For this to happen they will both need to see that serious action - as opposed to just words - is being taken by the international community to reach a peaceful solution. Britain can play a major role in achieving this. As a member of the UN Security Council, it can use its position to push for the recommencing of the six party nuclear disarmament talks involving North and South Korea, the US, China, Russia, and Japan. We must also show moral and practical leadership by signing up to and working to enforce the new UN ban on nuclear weapons, ratified on 7 July this year and voted for by 122 nations, and that has to involve putting our own house in order by committing to the decommissioning of Trident whilst making plans now for a post-Trident defence policy. It’s impossible to argue for world peace sat on top of a pile of nuclear weapons. And we need to talk to activists in North and South Korea and the US who are trying to find a peaceful solution to the current conflict and work with them to achieve that goal.

Just as those who lived through the second half of the 20th century grew accustomed to the threat of a nuclear war between the US and Russia, so those of us living in the 21st know that a nuclear strike from the US, North Korea, Iran, or Russia can never be ruled out.

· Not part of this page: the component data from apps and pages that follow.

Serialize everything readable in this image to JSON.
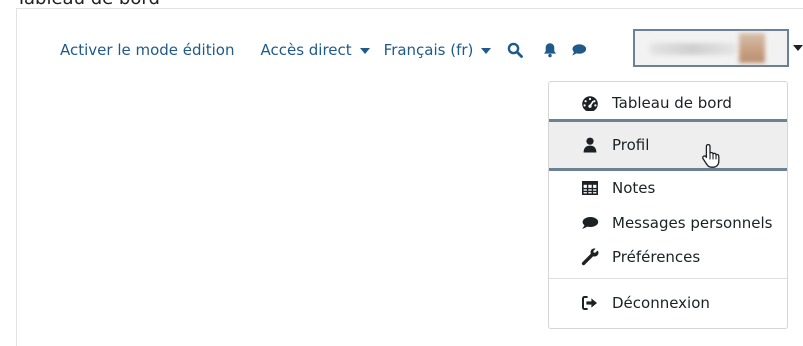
{
  "page": {
    "cutoff_title": "Tableau de bord"
  },
  "navbar": {
    "edit_mode": "Activer le mode édition",
    "direct_access": "Accès direct",
    "language": "Français ‎(fr)‎",
    "icons": [
      "search-icon",
      "bell-icon",
      "chat-icon"
    ]
  },
  "user_menu": {
    "toggle_state": "open",
    "items": [
      {
        "label": "Tableau de bord",
        "icon": "dashboard-icon"
      },
      {
        "label": "Profil",
        "icon": "user-icon",
        "hovered": true
      },
      {
        "label": "Notes",
        "icon": "table-icon"
      },
      {
        "label": "Messages personnels",
        "icon": "chat-icon"
      },
      {
        "label": "Préférences",
        "icon": "wrench-icon"
      },
      {
        "label": "Déconnexion",
        "icon": "logout-icon"
      }
    ]
  },
  "colors": {
    "link": "#1f5a8a",
    "text": "#1d2125",
    "focus_border": "#6b8196",
    "hover_bg": "#eeeeee"
  }
}
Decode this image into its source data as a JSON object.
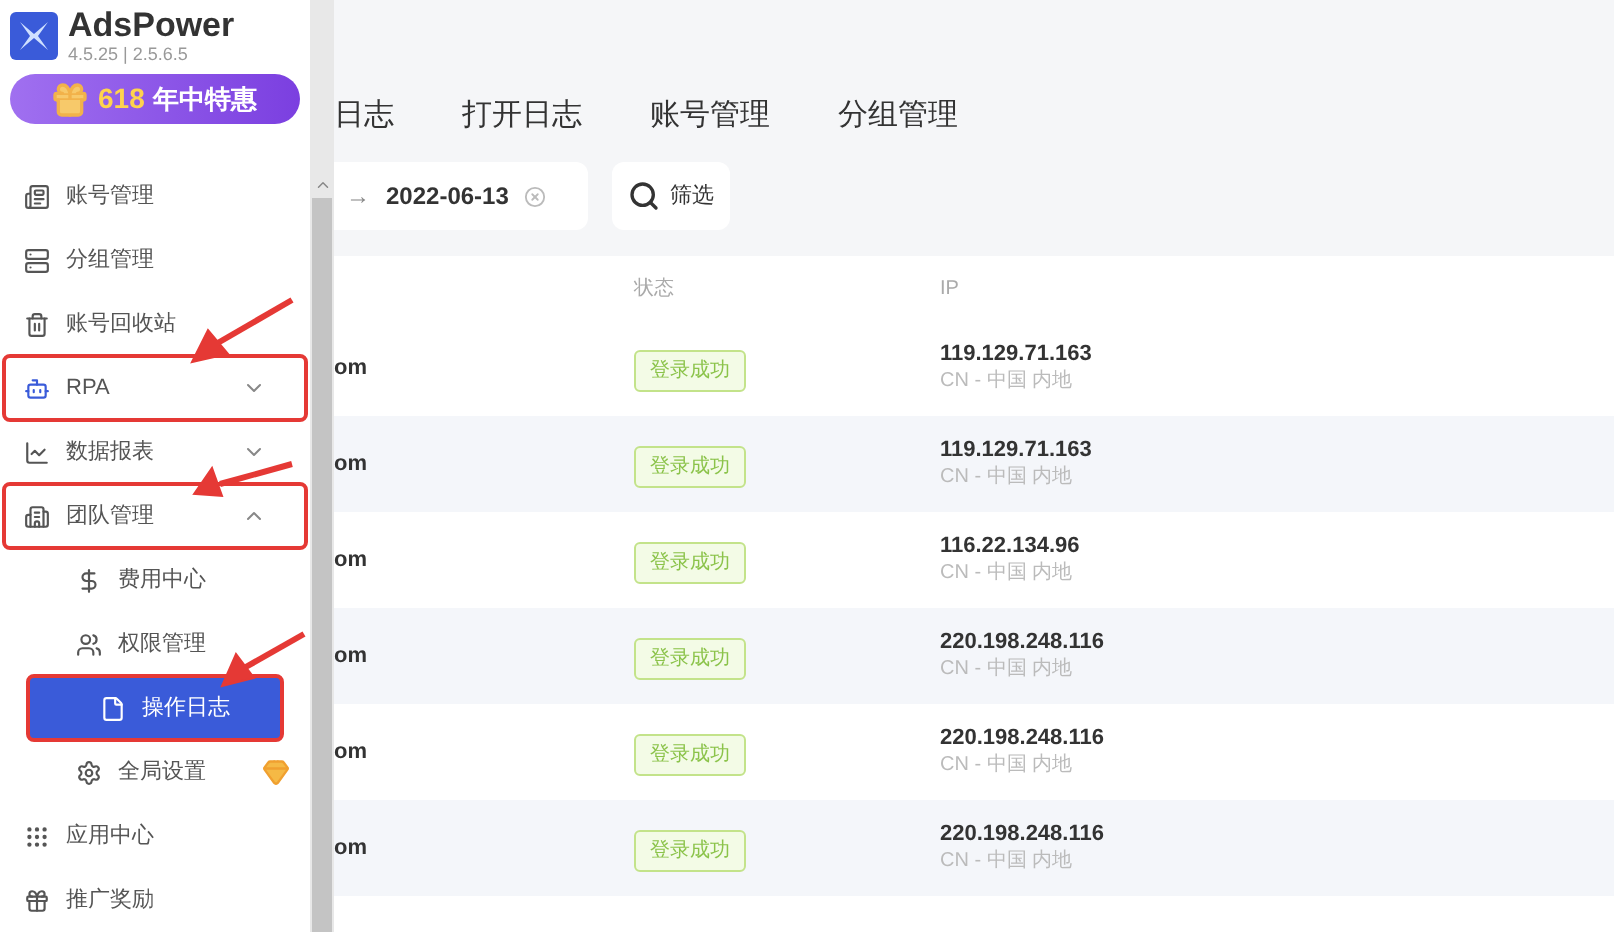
{
  "app": {
    "name": "AdsPower",
    "version": "4.5.25 | 2.5.6.5"
  },
  "promo": {
    "number": "618",
    "label": "年中特惠"
  },
  "sidebar": {
    "items": [
      {
        "label": "账号管理",
        "selected": false,
        "highlighted": false
      },
      {
        "label": "分组管理",
        "selected": false,
        "highlighted": false
      },
      {
        "label": "账号回收站",
        "selected": false,
        "highlighted": false
      },
      {
        "label": "RPA",
        "selected": false,
        "highlighted": true,
        "expanded": false
      },
      {
        "label": "数据报表",
        "selected": false,
        "highlighted": false,
        "expanded": false
      },
      {
        "label": "团队管理",
        "selected": false,
        "highlighted": true,
        "expanded": true,
        "children": [
          {
            "label": "费用中心",
            "selected": false,
            "highlighted": false
          },
          {
            "label": "权限管理",
            "selected": false,
            "highlighted": false
          },
          {
            "label": "操作日志",
            "selected": true,
            "highlighted": true
          },
          {
            "label": "全局设置",
            "selected": false,
            "highlighted": false,
            "badge": true
          }
        ]
      },
      {
        "label": "应用中心",
        "selected": false,
        "highlighted": false
      },
      {
        "label": "推广奖励",
        "selected": false,
        "highlighted": false
      }
    ]
  },
  "tabs": [
    {
      "label": "日志"
    },
    {
      "label": "打开日志"
    },
    {
      "label": "账号管理"
    },
    {
      "label": "分组管理"
    }
  ],
  "filter": {
    "arrow": "→",
    "date": "2022-06-13",
    "button": "筛选"
  },
  "table": {
    "columns": [
      "",
      "状态",
      "IP"
    ],
    "rows": [
      {
        "column_1": "om",
        "status": "登录成功",
        "ip": "119.129.71.163",
        "location": "CN - 中国 内地"
      },
      {
        "column_1": "om",
        "status": "登录成功",
        "ip": "119.129.71.163",
        "location": "CN - 中国 内地"
      },
      {
        "column_1": "om",
        "status": "登录成功",
        "ip": "116.22.134.96",
        "location": "CN - 中国 内地"
      },
      {
        "column_1": "om",
        "status": "登录成功",
        "ip": "220.198.248.116",
        "location": "CN - 中国 内地"
      },
      {
        "column_1": "om",
        "status": "登录成功",
        "ip": "220.198.248.116",
        "location": "CN - 中国 内地"
      },
      {
        "column_1": "om",
        "status": "登录成功",
        "ip": "220.198.248.116",
        "location": "CN - 中国 内地"
      }
    ]
  }
}
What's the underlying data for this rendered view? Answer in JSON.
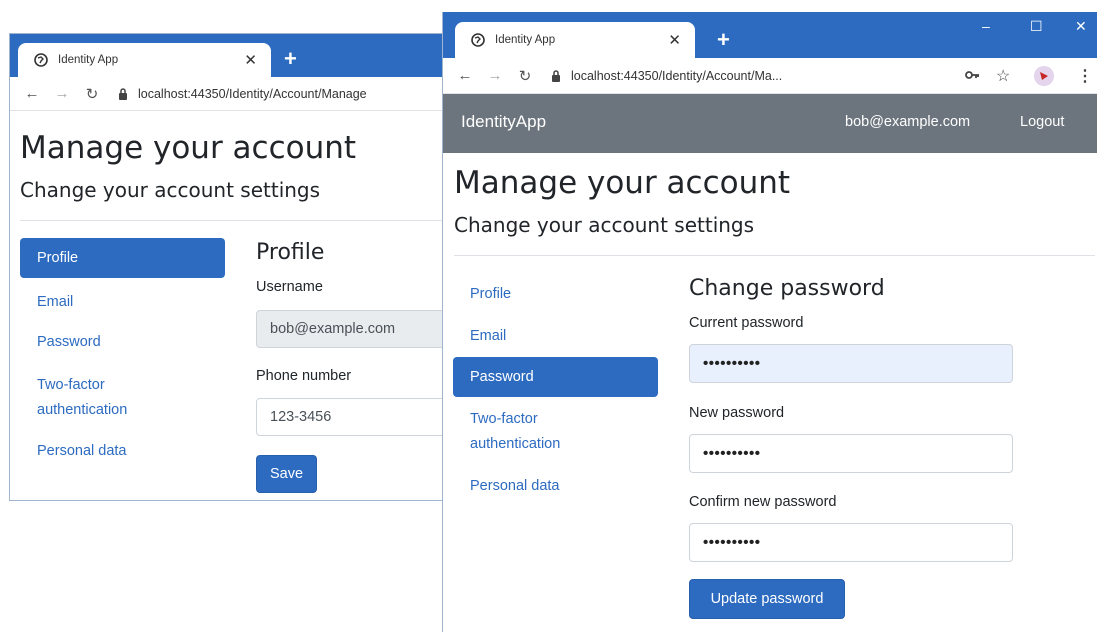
{
  "back_window": {
    "tab_title": "Identity App",
    "url": "localhost:44350/Identity/Account/Manage",
    "page_title": "Manage your account",
    "page_subtitle": "Change your account settings",
    "sidebar": [
      {
        "label": "Profile",
        "active": true
      },
      {
        "label": "Email",
        "active": false
      },
      {
        "label": "Password",
        "active": false
      },
      {
        "label": "Two-factor authentication",
        "active": false
      },
      {
        "label": "Personal data",
        "active": false
      }
    ],
    "section_title": "Profile",
    "username_label": "Username",
    "username_value": "bob@example.com",
    "phone_label": "Phone number",
    "phone_value": "123-3456",
    "save_label": "Save"
  },
  "front_window": {
    "tab_title": "Identity App",
    "url": "localhost:44350/Identity/Account/Ma...",
    "brand": "IdentityApp",
    "user": "bob@example.com",
    "logout": "Logout",
    "page_title": "Manage your account",
    "page_subtitle": "Change your account settings",
    "sidebar": [
      {
        "label": "Profile",
        "active": false
      },
      {
        "label": "Email",
        "active": false
      },
      {
        "label": "Password",
        "active": true
      },
      {
        "label": "Two-factor authentication",
        "active": false
      },
      {
        "label": "Personal data",
        "active": false
      }
    ],
    "section_title": "Change password",
    "current_password_label": "Current password",
    "current_password_value": "••••••••••",
    "new_password_label": "New password",
    "new_password_value": "••••••••••",
    "confirm_password_label": "Confirm new password",
    "confirm_password_value": "••••••••••",
    "update_label": "Update password"
  },
  "colors": {
    "accent": "#2c6bc0",
    "navbar": "#6c757d",
    "autofill": "#e8f0fe"
  },
  "icons": [
    "globe-icon",
    "close-tab-icon",
    "new-tab-icon",
    "back-icon",
    "forward-icon",
    "reload-icon",
    "lock-icon",
    "key-icon",
    "star-icon",
    "profile-avatar-icon",
    "menu-dots-icon",
    "minimize-icon",
    "maximize-icon",
    "close-window-icon"
  ]
}
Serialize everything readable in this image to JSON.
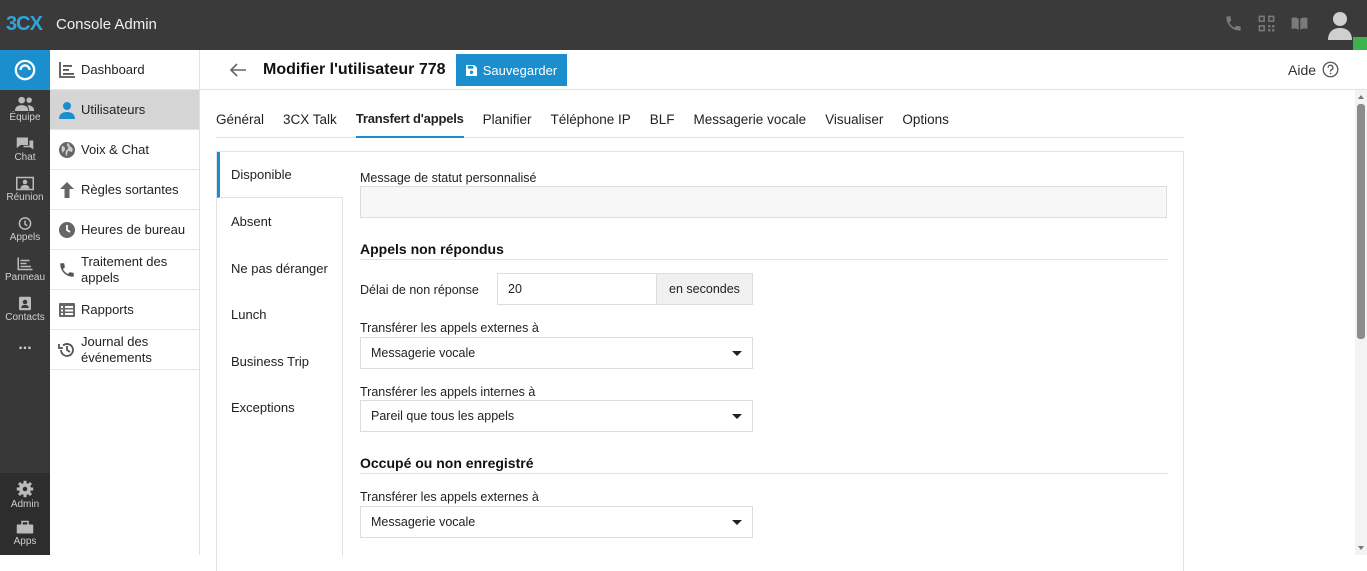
{
  "topbar": {
    "logo_main": "3CX",
    "app_title": "Console Admin",
    "icons": [
      "phone-icon",
      "qr-code-icon",
      "book-icon",
      "user-avatar-icon"
    ]
  },
  "rail": {
    "items": [
      {
        "label": "Équipe",
        "icon": "team-icon"
      },
      {
        "label": "Chat",
        "icon": "chat-icon"
      },
      {
        "label": "Réunion",
        "icon": "meeting-icon"
      },
      {
        "label": "Appels",
        "icon": "history-icon"
      },
      {
        "label": "Panneau",
        "icon": "panel-icon"
      },
      {
        "label": "Contacts",
        "icon": "contacts-icon"
      },
      {
        "label": "...",
        "icon": "more-icon"
      }
    ],
    "bottom": [
      {
        "label": "Admin",
        "icon": "gear-icon"
      },
      {
        "label": "Apps",
        "icon": "apps-icon"
      }
    ]
  },
  "sidenav": {
    "items": [
      {
        "label": "Dashboard",
        "icon": "dashboard-icon"
      },
      {
        "label": "Utilisateurs",
        "icon": "user-icon",
        "active": true
      },
      {
        "label": "Voix & Chat",
        "icon": "globe-icon"
      },
      {
        "label": "Règles sortantes",
        "icon": "arrow-up-icon"
      },
      {
        "label": "Heures de bureau",
        "icon": "clock-icon"
      },
      {
        "label": "Traitement des appels",
        "icon": "phone-icon"
      },
      {
        "label": "Rapports",
        "icon": "list-icon"
      },
      {
        "label": "Journal des événements",
        "icon": "history-icon"
      }
    ]
  },
  "header": {
    "title": "Modifier l'utilisateur 778",
    "save_label": "Sauvegarder",
    "help_label": "Aide"
  },
  "tabs": [
    {
      "label": "Général"
    },
    {
      "label": "3CX Talk"
    },
    {
      "label": "Transfert d'appels",
      "active": true
    },
    {
      "label": "Planifier"
    },
    {
      "label": "Téléphone IP"
    },
    {
      "label": "BLF"
    },
    {
      "label": "Messagerie vocale"
    },
    {
      "label": "Visualiser"
    },
    {
      "label": "Options"
    }
  ],
  "subnav": [
    {
      "label": "Disponible",
      "active": true
    },
    {
      "label": "Absent"
    },
    {
      "label": "Ne pas déranger"
    },
    {
      "label": "Lunch"
    },
    {
      "label": "Business Trip"
    },
    {
      "label": "Exceptions"
    }
  ],
  "form": {
    "status_message_label": "Message de statut personnalisé",
    "status_message_value": "",
    "section_no_answer": "Appels non répondus",
    "no_answer_delay_label": "Délai de non réponse",
    "no_answer_delay_value": "20",
    "no_answer_delay_unit": "en secondes",
    "ext_forward_label": "Transférer les appels externes à",
    "ext_forward_value": "Messagerie vocale",
    "int_forward_label": "Transférer les appels internes à",
    "int_forward_value": "Pareil que tous les appels",
    "section_busy": "Occupé ou non enregistré",
    "busy_ext_forward_label": "Transférer les appels externes à",
    "busy_ext_forward_value": "Messagerie vocale"
  },
  "colors": {
    "accent": "#1b8fce",
    "topbar": "#3a3a3a",
    "online": "#3cb44b"
  }
}
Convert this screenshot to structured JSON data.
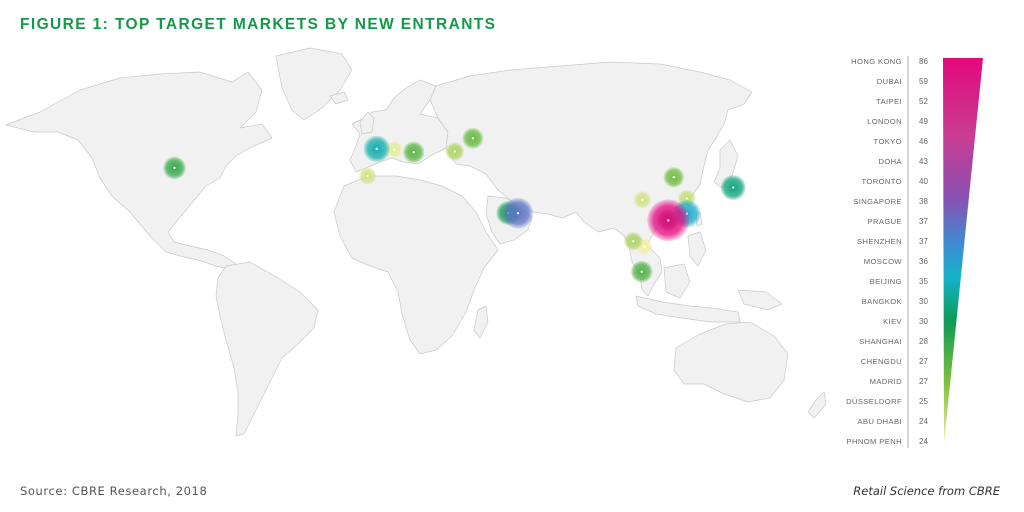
{
  "title": "FIGURE 1: TOP TARGET MARKETS BY NEW ENTRANTS",
  "source": "Source: CBRE Research, 2018",
  "brand": "Retail Science from CBRE",
  "colors": {
    "title": "#139a48",
    "scale": [
      "#f5f0a0",
      "#7ec13b",
      "#0e9a57",
      "#14b3c9",
      "#3f8ad2",
      "#8a4fb0",
      "#c93c92",
      "#e3097f"
    ]
  },
  "chart_data": {
    "type": "bubble-map",
    "categories": [
      "HONG KONG",
      "DUBAI",
      "TAIPEI",
      "LONDON",
      "TOKYO",
      "DOHA",
      "TORONTO",
      "SINGAPORE",
      "PRAGUE",
      "SHENZHEN",
      "MOSCOW",
      "BEIJING",
      "BANGKOK",
      "KIEV",
      "SHANGHAI",
      "CHENGDU",
      "MADRID",
      "DÜSSELDORF",
      "ABU DHABI",
      "PHNOM PENH"
    ],
    "values": [
      86,
      59,
      52,
      49,
      46,
      43,
      40,
      38,
      37,
      37,
      36,
      35,
      30,
      30,
      28,
      27,
      27,
      25,
      24,
      24
    ],
    "value_range": [
      24,
      86
    ]
  }
}
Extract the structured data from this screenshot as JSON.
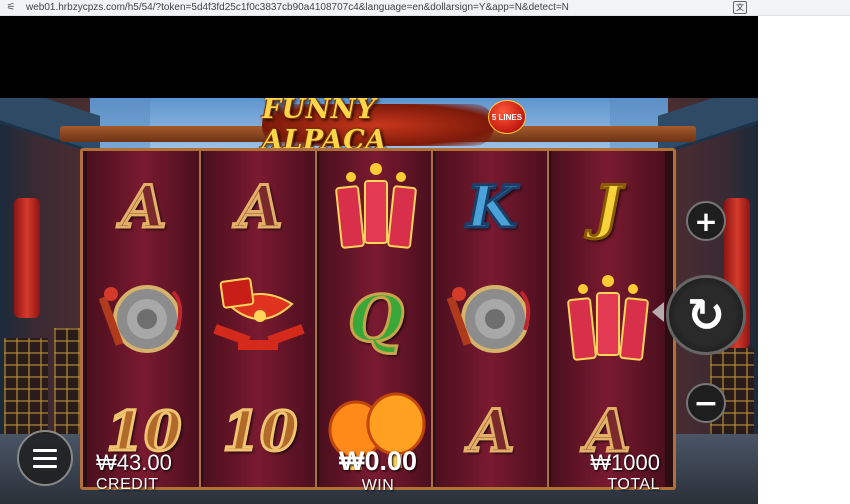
{
  "browser": {
    "url": "web01.hrbzycpzs.com/h5/54/?token=5d4f3fd25c1f0c3837cb90a4108707c4&language=en&dollarsign=Y&app=N&detect=N",
    "site_icon": "tune-icon",
    "translate_icon": "translate-icon"
  },
  "game": {
    "title": "FUNNY ALPACA",
    "lines_badge": "5 LINES",
    "reels": [
      [
        {
          "type": "letter",
          "value": "A",
          "style": "a"
        },
        {
          "type": "icon",
          "icon": "gong-icon"
        },
        {
          "type": "letter",
          "value": "10",
          "style": "10"
        }
      ],
      [
        {
          "type": "letter",
          "value": "A",
          "style": "a"
        },
        {
          "type": "icon",
          "icon": "firecracker-knot-icon"
        },
        {
          "type": "letter",
          "value": "10",
          "style": "10"
        }
      ],
      [
        {
          "type": "icon",
          "icon": "firecrackers-icon"
        },
        {
          "type": "letter",
          "value": "Q",
          "style": "q"
        },
        {
          "type": "icon",
          "icon": "lanterns-icon"
        }
      ],
      [
        {
          "type": "letter",
          "value": "K",
          "style": "k"
        },
        {
          "type": "icon",
          "icon": "gong-icon"
        },
        {
          "type": "letter",
          "value": "A",
          "style": "a"
        }
      ],
      [
        {
          "type": "letter",
          "value": "J",
          "style": "j"
        },
        {
          "type": "icon",
          "icon": "firecrackers-icon"
        },
        {
          "type": "letter",
          "value": "A",
          "style": "a"
        }
      ]
    ],
    "controls": {
      "plus": "+",
      "minus": "−",
      "spin": "↻"
    },
    "credit": {
      "value": "₩43.00",
      "label": "CREDIT"
    },
    "win": {
      "value": "₩0.00",
      "label": "WIN"
    },
    "total": {
      "value": "₩1000",
      "label": "TOTAL"
    }
  }
}
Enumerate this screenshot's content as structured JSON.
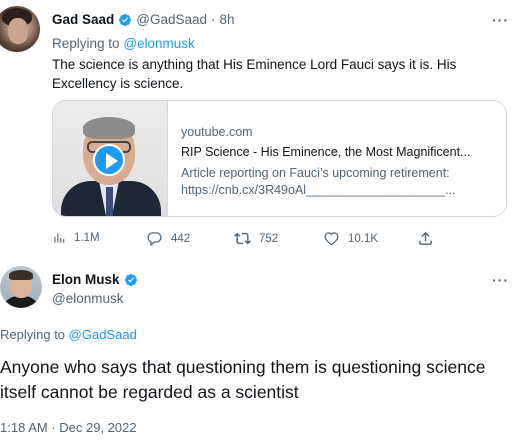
{
  "tweet1": {
    "author_name": "Gad Saad",
    "author_handle": "@GadSaad",
    "separator": "·",
    "time": "8h",
    "replying_prefix": "Replying to",
    "replying_to": "@elonmusk",
    "text": "The science is anything that His Eminence Lord Fauci says it is. His Excellency is science.",
    "card": {
      "domain": "youtube.com",
      "title": "RIP Science - His Eminence, the Most Magnificent...",
      "description_line1": "Article reporting on Fauci’s upcoming retirement:",
      "description_line2": "https://cnb.cx/3R49oAl____________________..."
    },
    "actions": {
      "views": "1.1M",
      "replies": "442",
      "retweets": "752",
      "likes": "10.1K"
    },
    "more_icon": "more-horizontal-icon"
  },
  "tweet2": {
    "author_name": "Elon Musk",
    "author_handle": "@elonmusk",
    "replying_prefix": "Replying to",
    "replying_to": "@GadSaad",
    "text": "Anyone who says that questioning them is questioning science itself cannot be regarded as a scientist",
    "timestamp": "1:18 AM · Dec 29, 2022",
    "more_icon": "more-horizontal-icon"
  },
  "colors": {
    "accent": "#1d9bf0",
    "text": "#0f1419",
    "secondary": "#536471",
    "border": "#cfd9de"
  }
}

If we want to move away from these cyclical crises we have to think and act differently. President Jae-in’s leadership needs to be now be followed by others in the international community. Failure to do so will leave us trapped, subject to repeating crises that leave us vulnerable to all-out nuclear war: a future that is possible and frightening in equal measure.

Caroline Lucas is the MP for Brighton Pavilion.